═══ EXERCISE DATA ═══

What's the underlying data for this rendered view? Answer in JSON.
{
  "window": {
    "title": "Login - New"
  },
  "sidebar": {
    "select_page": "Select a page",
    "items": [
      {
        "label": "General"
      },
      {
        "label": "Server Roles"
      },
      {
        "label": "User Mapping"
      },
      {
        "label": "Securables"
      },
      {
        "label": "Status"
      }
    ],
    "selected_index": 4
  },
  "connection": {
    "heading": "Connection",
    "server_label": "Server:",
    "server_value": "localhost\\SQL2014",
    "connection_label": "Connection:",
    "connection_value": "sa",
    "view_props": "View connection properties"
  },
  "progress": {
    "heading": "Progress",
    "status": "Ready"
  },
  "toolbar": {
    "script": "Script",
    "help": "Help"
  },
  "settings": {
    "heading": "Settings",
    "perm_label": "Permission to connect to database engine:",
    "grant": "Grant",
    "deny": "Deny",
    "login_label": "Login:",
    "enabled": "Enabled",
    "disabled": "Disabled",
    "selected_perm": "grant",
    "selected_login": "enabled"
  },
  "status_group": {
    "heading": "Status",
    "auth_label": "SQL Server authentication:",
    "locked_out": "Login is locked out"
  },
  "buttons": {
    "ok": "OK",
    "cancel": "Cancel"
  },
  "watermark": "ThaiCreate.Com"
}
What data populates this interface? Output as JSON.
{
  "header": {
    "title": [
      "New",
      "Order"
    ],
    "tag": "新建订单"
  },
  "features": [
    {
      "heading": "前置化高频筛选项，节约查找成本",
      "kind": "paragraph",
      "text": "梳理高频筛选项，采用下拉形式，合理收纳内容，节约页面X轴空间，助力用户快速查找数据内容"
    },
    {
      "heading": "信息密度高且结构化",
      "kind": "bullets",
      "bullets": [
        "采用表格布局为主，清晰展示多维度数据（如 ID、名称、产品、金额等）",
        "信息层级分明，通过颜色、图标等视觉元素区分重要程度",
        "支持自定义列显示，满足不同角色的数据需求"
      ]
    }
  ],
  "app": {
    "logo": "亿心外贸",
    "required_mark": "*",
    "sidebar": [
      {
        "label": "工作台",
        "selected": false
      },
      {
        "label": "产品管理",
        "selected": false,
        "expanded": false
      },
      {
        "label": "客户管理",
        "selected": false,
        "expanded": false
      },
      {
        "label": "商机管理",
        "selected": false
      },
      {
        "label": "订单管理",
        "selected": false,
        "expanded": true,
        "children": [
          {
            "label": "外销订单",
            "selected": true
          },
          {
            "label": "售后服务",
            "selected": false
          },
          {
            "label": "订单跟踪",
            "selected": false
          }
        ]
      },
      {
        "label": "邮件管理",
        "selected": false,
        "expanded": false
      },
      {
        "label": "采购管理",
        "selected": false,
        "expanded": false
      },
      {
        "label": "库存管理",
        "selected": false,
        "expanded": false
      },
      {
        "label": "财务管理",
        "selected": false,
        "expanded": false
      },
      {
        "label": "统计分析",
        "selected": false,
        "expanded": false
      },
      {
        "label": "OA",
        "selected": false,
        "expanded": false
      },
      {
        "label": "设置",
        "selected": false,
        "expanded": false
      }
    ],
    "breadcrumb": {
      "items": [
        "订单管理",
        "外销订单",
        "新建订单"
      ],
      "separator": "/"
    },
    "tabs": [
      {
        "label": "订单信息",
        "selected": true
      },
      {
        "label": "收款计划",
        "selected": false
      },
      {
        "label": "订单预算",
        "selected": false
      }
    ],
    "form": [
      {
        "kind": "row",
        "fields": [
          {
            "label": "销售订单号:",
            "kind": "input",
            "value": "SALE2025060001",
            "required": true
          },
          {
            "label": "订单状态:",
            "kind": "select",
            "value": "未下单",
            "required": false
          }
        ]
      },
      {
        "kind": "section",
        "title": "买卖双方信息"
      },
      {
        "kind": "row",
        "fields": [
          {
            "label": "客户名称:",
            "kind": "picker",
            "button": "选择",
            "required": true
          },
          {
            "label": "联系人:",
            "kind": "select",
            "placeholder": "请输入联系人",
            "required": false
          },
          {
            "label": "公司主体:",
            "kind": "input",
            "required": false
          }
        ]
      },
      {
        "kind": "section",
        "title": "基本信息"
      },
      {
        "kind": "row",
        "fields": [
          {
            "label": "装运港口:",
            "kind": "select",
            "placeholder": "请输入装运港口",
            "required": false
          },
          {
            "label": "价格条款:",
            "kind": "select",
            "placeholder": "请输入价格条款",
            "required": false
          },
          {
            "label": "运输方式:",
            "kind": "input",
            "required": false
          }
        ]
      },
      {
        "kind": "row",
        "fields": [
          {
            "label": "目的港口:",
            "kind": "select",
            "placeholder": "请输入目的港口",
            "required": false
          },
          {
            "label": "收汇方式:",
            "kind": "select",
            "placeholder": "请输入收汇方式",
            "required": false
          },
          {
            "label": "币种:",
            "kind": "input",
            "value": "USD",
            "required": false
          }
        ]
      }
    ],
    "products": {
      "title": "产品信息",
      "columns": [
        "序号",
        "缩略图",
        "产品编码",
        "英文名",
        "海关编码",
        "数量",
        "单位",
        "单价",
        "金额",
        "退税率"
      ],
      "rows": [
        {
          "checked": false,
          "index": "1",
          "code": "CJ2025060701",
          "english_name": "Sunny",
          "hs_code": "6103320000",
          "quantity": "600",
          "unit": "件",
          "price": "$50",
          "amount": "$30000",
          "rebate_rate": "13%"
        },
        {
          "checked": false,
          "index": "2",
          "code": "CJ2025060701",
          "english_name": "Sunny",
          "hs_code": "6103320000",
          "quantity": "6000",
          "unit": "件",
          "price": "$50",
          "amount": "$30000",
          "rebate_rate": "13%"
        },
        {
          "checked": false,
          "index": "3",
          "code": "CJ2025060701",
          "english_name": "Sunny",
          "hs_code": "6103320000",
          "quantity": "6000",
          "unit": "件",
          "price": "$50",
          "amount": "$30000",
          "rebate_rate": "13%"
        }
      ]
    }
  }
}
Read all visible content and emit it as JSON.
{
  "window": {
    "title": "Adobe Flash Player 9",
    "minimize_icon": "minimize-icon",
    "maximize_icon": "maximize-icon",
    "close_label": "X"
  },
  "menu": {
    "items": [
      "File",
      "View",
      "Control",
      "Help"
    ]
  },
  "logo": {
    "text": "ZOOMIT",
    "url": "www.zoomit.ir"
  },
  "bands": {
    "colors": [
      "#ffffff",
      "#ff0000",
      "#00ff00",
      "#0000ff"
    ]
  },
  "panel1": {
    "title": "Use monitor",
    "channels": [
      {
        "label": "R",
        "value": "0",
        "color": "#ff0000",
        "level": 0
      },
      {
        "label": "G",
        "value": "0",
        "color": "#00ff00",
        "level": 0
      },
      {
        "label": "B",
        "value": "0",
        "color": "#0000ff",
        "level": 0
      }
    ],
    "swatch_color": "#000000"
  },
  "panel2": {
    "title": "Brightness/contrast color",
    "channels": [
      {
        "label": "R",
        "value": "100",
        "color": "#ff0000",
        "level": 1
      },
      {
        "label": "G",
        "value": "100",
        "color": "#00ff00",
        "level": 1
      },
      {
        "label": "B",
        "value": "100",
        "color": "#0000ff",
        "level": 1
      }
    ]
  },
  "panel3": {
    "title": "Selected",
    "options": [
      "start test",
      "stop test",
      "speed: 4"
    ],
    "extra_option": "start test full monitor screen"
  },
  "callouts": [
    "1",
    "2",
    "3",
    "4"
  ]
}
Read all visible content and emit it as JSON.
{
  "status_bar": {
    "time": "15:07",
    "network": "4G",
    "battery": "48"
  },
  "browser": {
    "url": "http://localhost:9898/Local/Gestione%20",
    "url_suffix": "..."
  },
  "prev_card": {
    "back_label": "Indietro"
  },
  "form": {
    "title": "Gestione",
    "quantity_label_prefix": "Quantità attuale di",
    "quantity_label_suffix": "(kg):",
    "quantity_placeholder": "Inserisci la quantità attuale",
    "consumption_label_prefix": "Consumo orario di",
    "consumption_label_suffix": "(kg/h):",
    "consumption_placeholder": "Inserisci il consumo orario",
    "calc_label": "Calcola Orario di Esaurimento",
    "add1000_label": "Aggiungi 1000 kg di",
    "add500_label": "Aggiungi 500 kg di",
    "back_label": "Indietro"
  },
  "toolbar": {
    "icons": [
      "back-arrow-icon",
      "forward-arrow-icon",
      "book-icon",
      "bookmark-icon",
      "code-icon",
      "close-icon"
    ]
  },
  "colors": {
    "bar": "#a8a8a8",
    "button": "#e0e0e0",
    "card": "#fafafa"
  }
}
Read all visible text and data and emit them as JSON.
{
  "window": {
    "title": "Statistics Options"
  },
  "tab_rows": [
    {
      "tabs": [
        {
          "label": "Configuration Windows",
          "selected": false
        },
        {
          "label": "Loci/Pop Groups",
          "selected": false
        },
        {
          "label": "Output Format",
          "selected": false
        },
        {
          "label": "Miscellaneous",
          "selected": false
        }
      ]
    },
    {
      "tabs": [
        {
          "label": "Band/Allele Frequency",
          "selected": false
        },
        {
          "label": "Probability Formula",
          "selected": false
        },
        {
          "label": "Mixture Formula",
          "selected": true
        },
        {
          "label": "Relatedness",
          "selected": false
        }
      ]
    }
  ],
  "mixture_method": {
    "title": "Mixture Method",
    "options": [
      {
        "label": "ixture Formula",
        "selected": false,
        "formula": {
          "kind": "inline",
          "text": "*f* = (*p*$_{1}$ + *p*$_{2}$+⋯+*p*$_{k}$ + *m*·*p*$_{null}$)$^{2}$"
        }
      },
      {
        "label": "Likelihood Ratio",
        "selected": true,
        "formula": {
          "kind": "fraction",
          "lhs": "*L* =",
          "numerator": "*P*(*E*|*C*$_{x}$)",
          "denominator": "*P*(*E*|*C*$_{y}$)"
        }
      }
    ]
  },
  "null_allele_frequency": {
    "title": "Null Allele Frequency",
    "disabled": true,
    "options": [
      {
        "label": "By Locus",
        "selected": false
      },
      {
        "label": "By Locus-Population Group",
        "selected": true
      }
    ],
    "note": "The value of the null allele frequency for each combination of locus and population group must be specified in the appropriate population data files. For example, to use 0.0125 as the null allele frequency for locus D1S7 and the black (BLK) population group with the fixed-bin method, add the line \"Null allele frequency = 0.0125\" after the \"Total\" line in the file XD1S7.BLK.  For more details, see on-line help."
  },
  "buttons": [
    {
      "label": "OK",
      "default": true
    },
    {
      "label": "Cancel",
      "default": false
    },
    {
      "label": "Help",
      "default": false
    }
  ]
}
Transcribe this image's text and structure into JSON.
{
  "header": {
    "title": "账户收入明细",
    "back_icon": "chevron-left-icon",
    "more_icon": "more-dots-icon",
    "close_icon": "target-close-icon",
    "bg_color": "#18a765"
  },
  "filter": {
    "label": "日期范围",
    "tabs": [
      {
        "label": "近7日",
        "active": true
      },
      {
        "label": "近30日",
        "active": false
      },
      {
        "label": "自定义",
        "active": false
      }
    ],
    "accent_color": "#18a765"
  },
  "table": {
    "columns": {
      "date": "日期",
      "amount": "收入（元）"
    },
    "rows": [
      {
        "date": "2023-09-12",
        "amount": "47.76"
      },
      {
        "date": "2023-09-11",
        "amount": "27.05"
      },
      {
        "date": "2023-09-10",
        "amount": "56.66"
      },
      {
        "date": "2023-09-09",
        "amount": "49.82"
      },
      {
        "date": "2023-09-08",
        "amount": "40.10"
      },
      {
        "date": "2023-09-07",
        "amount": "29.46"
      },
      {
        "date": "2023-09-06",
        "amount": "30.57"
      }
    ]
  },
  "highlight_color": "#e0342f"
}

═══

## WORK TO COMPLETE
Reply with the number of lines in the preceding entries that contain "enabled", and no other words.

## EXERCISE SOLUTION
2